→ **Required work**: Give the entries again exactly, without pictures.
*** Block opens ***
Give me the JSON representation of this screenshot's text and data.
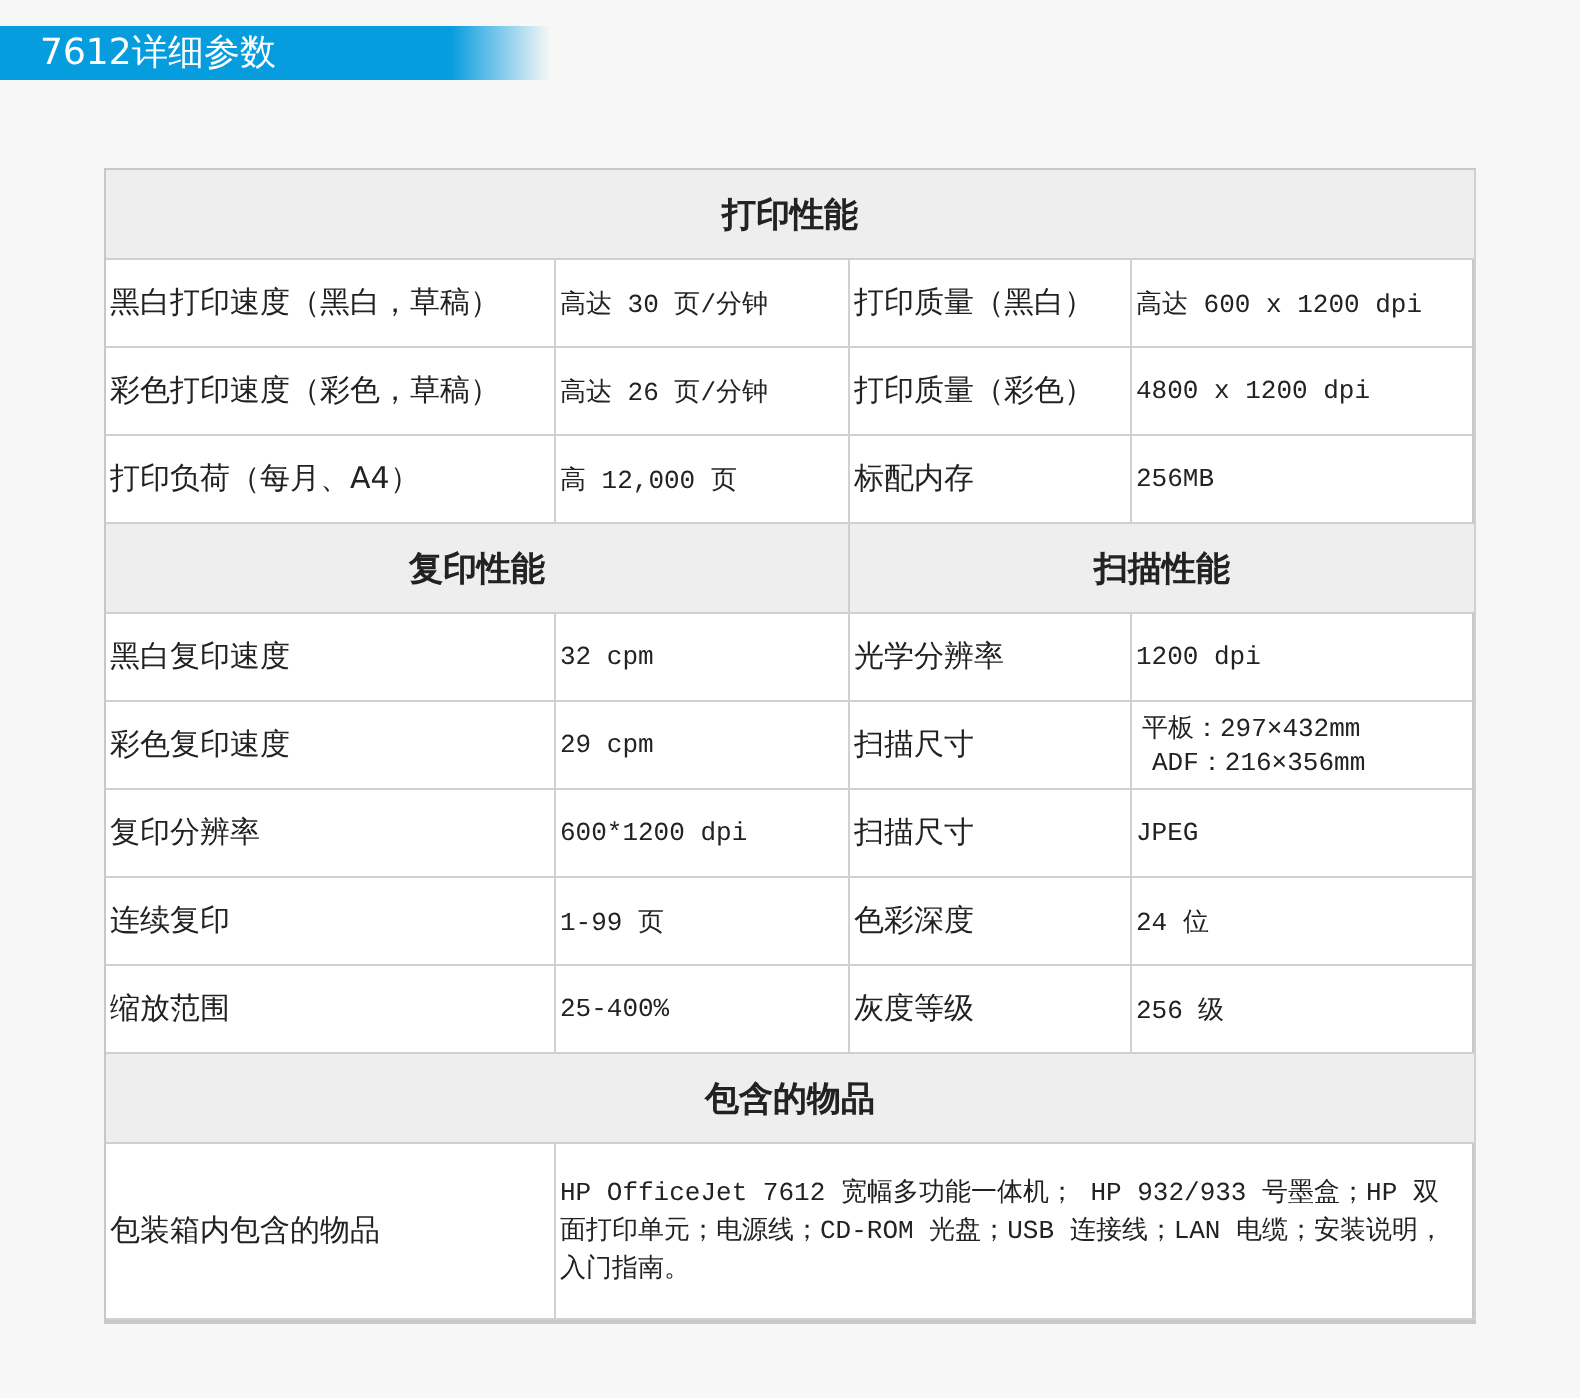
{
  "title": "7612详细参数",
  "rows": [
    {
      "kind": "heading",
      "cells": [
        "打印性能"
      ]
    },
    {
      "kind": "spec",
      "cells": [
        "黑白打印速度（黑白，草稿）",
        "高达 30 页/分钟",
        "打印质量（黑白）",
        "高达 600 x 1200 dpi"
      ]
    },
    {
      "kind": "spec",
      "cells": [
        "彩色打印速度（彩色，草稿）",
        "高达 26 页/分钟",
        "打印质量（彩色）",
        "4800 x 1200 dpi"
      ]
    },
    {
      "kind": "spec",
      "cells": [
        "打印负荷（每月、A4）",
        "高 12,000 页",
        "标配内存",
        "256MB"
      ]
    },
    {
      "kind": "heading",
      "cells": [
        "复印性能",
        "扫描性能"
      ]
    },
    {
      "kind": "spec",
      "cells": [
        "黑白复印速度",
        "32 cpm",
        "光学分辨率",
        "1200 dpi"
      ]
    },
    {
      "kind": "spec",
      "cells": [
        "彩色复印速度",
        "29 cpm",
        "扫描尺寸",
        [
          "平板：297×432mm",
          "ADF：216×356mm"
        ]
      ]
    },
    {
      "kind": "spec",
      "cells": [
        "复印分辨率",
        "600*1200 dpi",
        "扫描尺寸",
        "JPEG"
      ]
    },
    {
      "kind": "spec",
      "cells": [
        "连续复印",
        "1-99 页",
        "色彩深度",
        "24 位"
      ]
    },
    {
      "kind": "spec",
      "cells": [
        "缩放范围",
        "25-400%",
        "灰度等级",
        "256 级"
      ]
    },
    {
      "kind": "heading",
      "cells": [
        "包含的物品"
      ]
    },
    {
      "kind": "wide",
      "cells": [
        "包装箱内包含的物品",
        "HP OfficeJet 7612 宽幅多功能一体机； HP 932/933 号墨盒；HP 双面打印单元；电源线；CD-ROM 光盘；USB 连接线；LAN 电缆；安装说明，入门指南。"
      ]
    }
  ]
}
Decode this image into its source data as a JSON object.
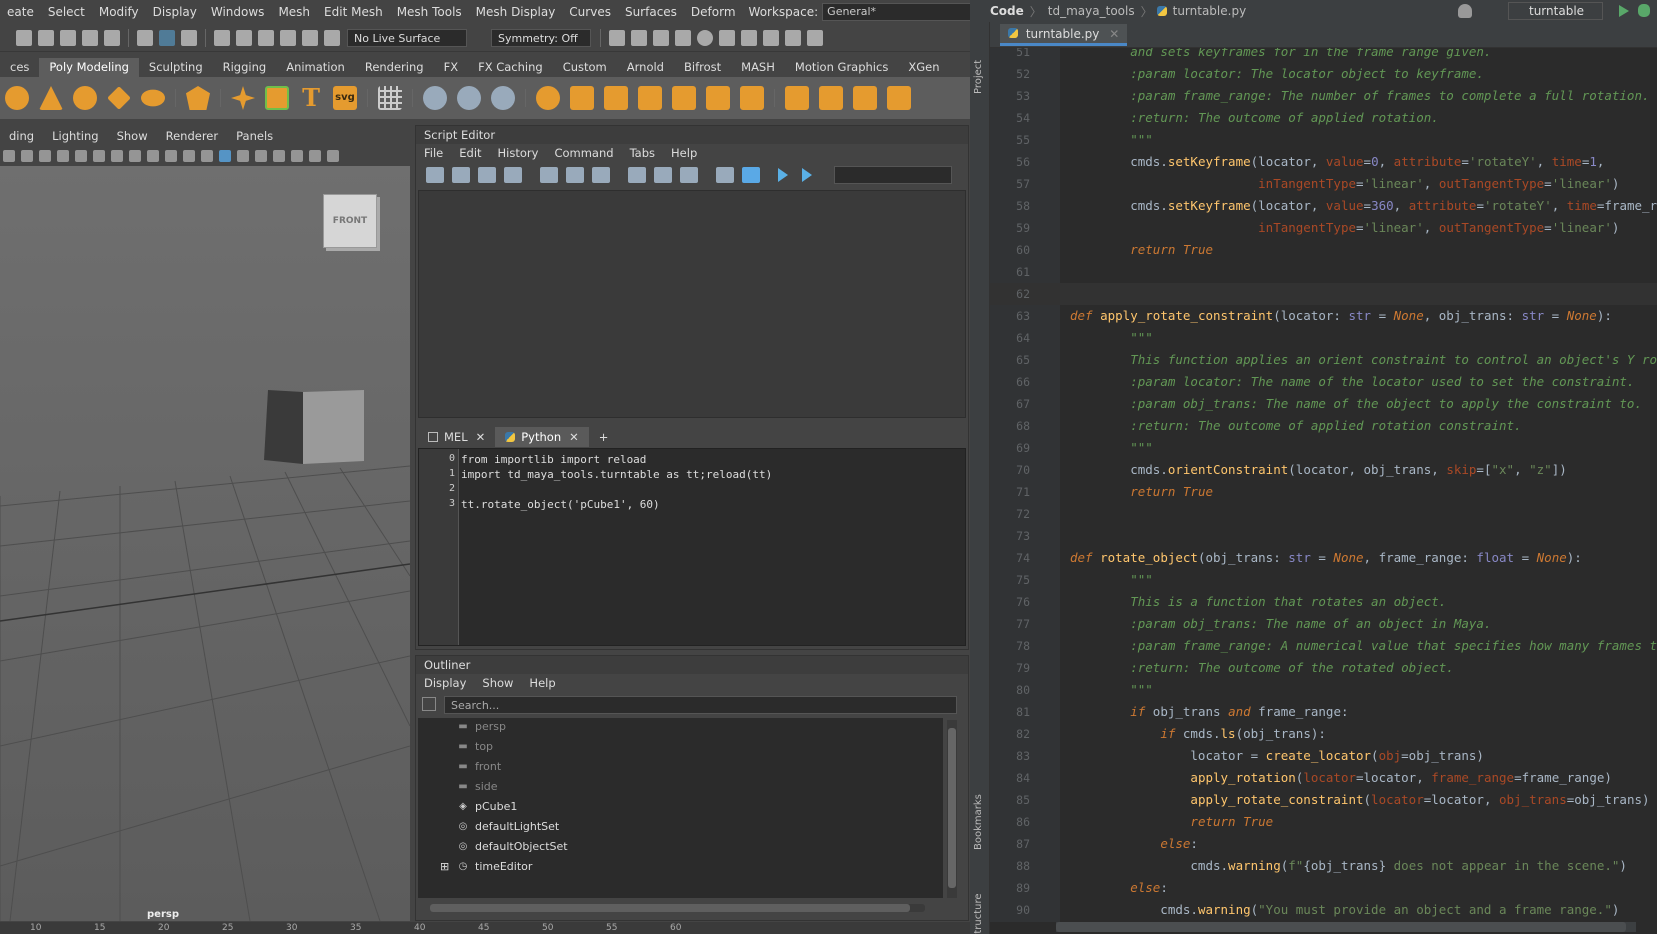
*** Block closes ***
→ **Exercise response**:
Give me the JSON representation of this screenshot's text and data.
{
  "title": "7612详细参数",
  "rows": [
    {
      "kind": "heading",
      "cells": [
        "打印性能"
      ]
    },
    {
      "kind": "spec",
      "cells": [
        "黑白打印速度（黑白，草稿）",
        "高达 30 页/分钟",
        "打印质量（黑白）",
        "高达 600 x 1200 dpi"
      ]
    },
    {
      "kind": "spec",
      "cells": [
        "彩色打印速度（彩色，草稿）",
        "高达 26 页/分钟",
        "打印质量（彩色）",
        "4800 x 1200 dpi"
      ]
    },
    {
      "kind": "spec",
      "cells": [
        "打印负荷（每月、A4）",
        "高 12,000 页",
        "标配内存",
        "256MB"
      ]
    },
    {
      "kind": "heading",
      "cells": [
        "复印性能",
        "扫描性能"
      ]
    },
    {
      "kind": "spec",
      "cells": [
        "黑白复印速度",
        "32 cpm",
        "光学分辨率",
        "1200 dpi"
      ]
    },
    {
      "kind": "spec",
      "cells": [
        "彩色复印速度",
        "29 cpm",
        "扫描尺寸",
        [
          "平板：297×432mm",
          "ADF：216×356mm"
        ]
      ]
    },
    {
      "kind": "spec",
      "cells": [
        "复印分辨率",
        "600*1200 dpi",
        "扫描尺寸",
        "JPEG"
      ]
    },
    {
      "kind": "spec",
      "cells": [
        "连续复印",
        "1-99 页",
        "色彩深度",
        "24 位"
      ]
    },
    {
      "kind": "spec",
      "cells": [
        "缩放范围",
        "25-400%",
        "灰度等级",
        "256 级"
      ]
    },
    {
      "kind": "heading",
      "cells": [
        "包含的物品"
      ]
    },
    {
      "kind": "wide",
      "cells": [
        "包装箱内包含的物品",
        "HP OfficeJet 7612 宽幅多功能一体机； HP 932/933 号墨盒；HP 双面打印单元；电源线；CD-ROM 光盘；USB 连接线；LAN 电缆；安装说明，入门指南。"
      ]
    }
  ]
}
Decode this image into its source data as a JSON object.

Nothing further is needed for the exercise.